Segment Start: Dataset excerpts

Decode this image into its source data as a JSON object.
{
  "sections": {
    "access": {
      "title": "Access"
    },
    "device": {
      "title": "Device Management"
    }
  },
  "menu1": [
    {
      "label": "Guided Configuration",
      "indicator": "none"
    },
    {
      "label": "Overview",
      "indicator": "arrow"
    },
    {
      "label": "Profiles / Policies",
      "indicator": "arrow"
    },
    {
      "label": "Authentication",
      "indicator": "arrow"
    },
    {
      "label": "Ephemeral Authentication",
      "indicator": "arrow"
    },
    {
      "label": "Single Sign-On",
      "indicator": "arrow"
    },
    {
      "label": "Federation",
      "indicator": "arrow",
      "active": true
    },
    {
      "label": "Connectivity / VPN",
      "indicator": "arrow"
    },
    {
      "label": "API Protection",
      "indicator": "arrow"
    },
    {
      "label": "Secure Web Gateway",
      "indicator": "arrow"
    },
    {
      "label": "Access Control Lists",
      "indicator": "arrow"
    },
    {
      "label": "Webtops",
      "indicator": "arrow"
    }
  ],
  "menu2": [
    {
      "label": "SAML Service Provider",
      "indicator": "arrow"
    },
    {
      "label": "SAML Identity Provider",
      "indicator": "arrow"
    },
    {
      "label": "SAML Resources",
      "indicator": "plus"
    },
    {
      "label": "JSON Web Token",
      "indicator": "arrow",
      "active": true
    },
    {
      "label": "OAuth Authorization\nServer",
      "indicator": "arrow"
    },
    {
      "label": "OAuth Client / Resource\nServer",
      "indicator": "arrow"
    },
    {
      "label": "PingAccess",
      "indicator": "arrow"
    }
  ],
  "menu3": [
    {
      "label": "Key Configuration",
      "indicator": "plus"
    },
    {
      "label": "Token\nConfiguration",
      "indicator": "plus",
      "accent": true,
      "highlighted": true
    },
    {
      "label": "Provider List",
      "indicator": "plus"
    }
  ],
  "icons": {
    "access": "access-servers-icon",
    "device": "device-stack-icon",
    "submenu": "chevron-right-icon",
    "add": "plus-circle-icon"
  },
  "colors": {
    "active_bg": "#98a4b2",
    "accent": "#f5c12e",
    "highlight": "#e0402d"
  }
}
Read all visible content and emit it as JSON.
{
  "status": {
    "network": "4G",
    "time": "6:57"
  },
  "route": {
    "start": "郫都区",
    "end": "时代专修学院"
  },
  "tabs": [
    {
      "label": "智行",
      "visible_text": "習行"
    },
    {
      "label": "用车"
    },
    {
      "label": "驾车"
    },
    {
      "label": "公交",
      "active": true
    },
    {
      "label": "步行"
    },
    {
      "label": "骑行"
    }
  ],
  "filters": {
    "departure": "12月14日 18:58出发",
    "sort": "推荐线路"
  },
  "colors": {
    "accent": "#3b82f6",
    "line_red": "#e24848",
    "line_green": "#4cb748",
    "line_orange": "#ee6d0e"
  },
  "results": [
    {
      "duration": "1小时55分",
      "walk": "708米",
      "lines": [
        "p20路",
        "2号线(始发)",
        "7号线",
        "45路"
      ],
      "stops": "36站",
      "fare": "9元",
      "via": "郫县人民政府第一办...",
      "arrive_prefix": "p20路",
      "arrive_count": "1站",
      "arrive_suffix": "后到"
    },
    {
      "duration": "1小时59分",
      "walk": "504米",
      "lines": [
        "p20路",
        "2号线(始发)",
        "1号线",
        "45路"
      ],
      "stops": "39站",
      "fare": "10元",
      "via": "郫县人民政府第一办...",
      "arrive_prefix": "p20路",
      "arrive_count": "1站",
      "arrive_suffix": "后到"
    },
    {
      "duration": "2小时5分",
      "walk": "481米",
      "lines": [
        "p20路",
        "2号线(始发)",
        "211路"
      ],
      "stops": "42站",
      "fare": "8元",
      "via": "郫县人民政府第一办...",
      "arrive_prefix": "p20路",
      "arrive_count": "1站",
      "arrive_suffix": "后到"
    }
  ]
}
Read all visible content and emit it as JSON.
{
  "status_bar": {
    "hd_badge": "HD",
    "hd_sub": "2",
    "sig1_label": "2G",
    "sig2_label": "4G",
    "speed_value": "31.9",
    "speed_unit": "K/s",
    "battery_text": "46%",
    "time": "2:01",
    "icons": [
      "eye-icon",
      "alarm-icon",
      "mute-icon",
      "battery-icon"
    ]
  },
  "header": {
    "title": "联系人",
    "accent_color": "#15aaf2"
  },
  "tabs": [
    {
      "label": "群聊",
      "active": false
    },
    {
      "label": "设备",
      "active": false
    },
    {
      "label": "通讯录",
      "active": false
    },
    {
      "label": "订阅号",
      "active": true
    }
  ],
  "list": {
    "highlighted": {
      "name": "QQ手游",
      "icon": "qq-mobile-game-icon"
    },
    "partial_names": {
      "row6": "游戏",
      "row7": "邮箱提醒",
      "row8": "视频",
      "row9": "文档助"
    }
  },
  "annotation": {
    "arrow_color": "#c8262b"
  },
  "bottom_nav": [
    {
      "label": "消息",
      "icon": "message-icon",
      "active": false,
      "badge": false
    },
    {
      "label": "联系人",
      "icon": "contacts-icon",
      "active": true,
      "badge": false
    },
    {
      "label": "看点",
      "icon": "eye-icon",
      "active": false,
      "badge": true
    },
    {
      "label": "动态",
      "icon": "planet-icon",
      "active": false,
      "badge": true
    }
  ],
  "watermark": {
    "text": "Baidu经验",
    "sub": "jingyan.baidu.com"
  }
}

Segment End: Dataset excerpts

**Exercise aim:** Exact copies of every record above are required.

**Task output:**
Decode this image into its source data as a JSON object.
{
  "sections": {
    "access": {
      "title": "Access"
    },
    "device": {
      "title": "Device Management"
    }
  },
  "menu1": [
    {
      "label": "Guided Configuration",
      "indicator": "none"
    },
    {
      "label": "Overview",
      "indicator": "arrow"
    },
    {
      "label": "Profiles / Policies",
      "indicator": "arrow"
    },
    {
      "label": "Authentication",
      "indicator": "arrow"
    },
    {
      "label": "Ephemeral Authentication",
      "indicator": "arrow"
    },
    {
      "label": "Single Sign-On",
      "indicator": "arrow"
    },
    {
      "label": "Federation",
      "indicator": "arrow",
      "active": true
    },
    {
      "label": "Connectivity / VPN",
      "indicator": "arrow"
    },
    {
      "label": "API Protection",
      "indicator": "arrow"
    },
    {
      "label": "Secure Web Gateway",
      "indicator": "arrow"
    },
    {
      "label": "Access Control Lists",
      "indicator": "arrow"
    },
    {
      "label": "Webtops",
      "indicator": "arrow"
    }
  ],
  "menu2": [
    {
      "label": "SAML Service Provider",
      "indicator": "arrow"
    },
    {
      "label": "SAML Identity Provider",
      "indicator": "arrow"
    },
    {
      "label": "SAML Resources",
      "indicator": "plus"
    },
    {
      "label": "JSON Web Token",
      "indicator": "arrow",
      "active": true
    },
    {
      "label": "OAuth Authorization\nServer",
      "indicator": "arrow"
    },
    {
      "label": "OAuth Client / Resource\nServer",
      "indicator": "arrow"
    },
    {
      "label": "PingAccess",
      "indicator": "arrow"
    }
  ],
  "menu3": [
    {
      "label": "Key Configuration",
      "indicator": "plus"
    },
    {
      "label": "Token\nConfiguration",
      "indicator": "plus",
      "accent": true,
      "highlighted": true
    },
    {
      "label": "Provider List",
      "indicator": "plus"
    }
  ],
  "icons": {
    "access": "access-servers-icon",
    "device": "device-stack-icon",
    "submenu": "chevron-right-icon",
    "add": "plus-circle-icon"
  },
  "colors": {
    "active_bg": "#98a4b2",
    "accent": "#f5c12e",
    "highlight": "#e0402d"
  }
}
Read all visible content and emit it as JSON.
{
  "status": {
    "network": "4G",
    "time": "6:57"
  },
  "route": {
    "start": "郫都区",
    "end": "时代专修学院"
  },
  "tabs": [
    {
      "label": "智行",
      "visible_text": "習行"
    },
    {
      "label": "用车"
    },
    {
      "label": "驾车"
    },
    {
      "label": "公交",
      "active": true
    },
    {
      "label": "步行"
    },
    {
      "label": "骑行"
    }
  ],
  "filters": {
    "departure": "12月14日 18:58出发",
    "sort": "推荐线路"
  },
  "colors": {
    "accent": "#3b82f6",
    "line_red": "#e24848",
    "line_green": "#4cb748",
    "line_orange": "#ee6d0e"
  },
  "results": [
    {
      "duration": "1小时55分",
      "walk": "708米",
      "lines": [
        "p20路",
        "2号线(始发)",
        "7号线",
        "45路"
      ],
      "stops": "36站",
      "fare": "9元",
      "via": "郫县人民政府第一办...",
      "arrive_prefix": "p20路",
      "arrive_count": "1站",
      "arrive_suffix": "后到"
    },
    {
      "duration": "1小时59分",
      "walk": "504米",
      "lines": [
        "p20路",
        "2号线(始发)",
        "1号线",
        "45路"
      ],
      "stops": "39站",
      "fare": "10元",
      "via": "郫县人民政府第一办...",
      "arrive_prefix": "p20路",
      "arrive_count": "1站",
      "arrive_suffix": "后到"
    },
    {
      "duration": "2小时5分",
      "walk": "481米",
      "lines": [
        "p20路",
        "2号线(始发)",
        "211路"
      ],
      "stops": "42站",
      "fare": "8元",
      "via": "郫县人民政府第一办...",
      "arrive_prefix": "p20路",
      "arrive_count": "1站",
      "arrive_suffix": "后到"
    }
  ]
}
Read all visible content and emit it as JSON.
{
  "status_bar": {
    "hd_badge": "HD",
    "hd_sub": "2",
    "sig1_label": "2G",
    "sig2_label": "4G",
    "speed_value": "31.9",
    "speed_unit": "K/s",
    "battery_text": "46%",
    "time": "2:01",
    "icons": [
      "eye-icon",
      "alarm-icon",
      "mute-icon",
      "battery-icon"
    ]
  },
  "header": {
    "title": "联系人",
    "accent_color": "#15aaf2"
  },
  "tabs": [
    {
      "label": "群聊",
      "active": false
    },
    {
      "label": "设备",
      "active": false
    },
    {
      "label": "通讯录",
      "active": false
    },
    {
      "label": "订阅号",
      "active": true
    }
  ],
  "list": {
    "highlighted": {
      "name": "QQ手游",
      "icon": "qq-mobile-game-icon"
    },
    "partial_names": {
      "row6": "游戏",
      "row7": "邮箱提醒",
      "row8": "视频",
      "row9": "文档助"
    }
  },
  "annotation": {
    "arrow_color": "#c8262b"
  },
  "bottom_nav": [
    {
      "label": "消息",
      "icon": "message-icon",
      "active": false,
      "badge": false
    },
    {
      "label": "联系人",
      "icon": "contacts-icon",
      "active": true,
      "badge": false
    },
    {
      "label": "看点",
      "icon": "eye-icon",
      "active": false,
      "badge": true
    },
    {
      "label": "动态",
      "icon": "planet-icon",
      "active": false,
      "badge": true
    }
  ],
  "watermark": {
    "text": "Baidu经验",
    "sub": "jingyan.baidu.com"
  }
}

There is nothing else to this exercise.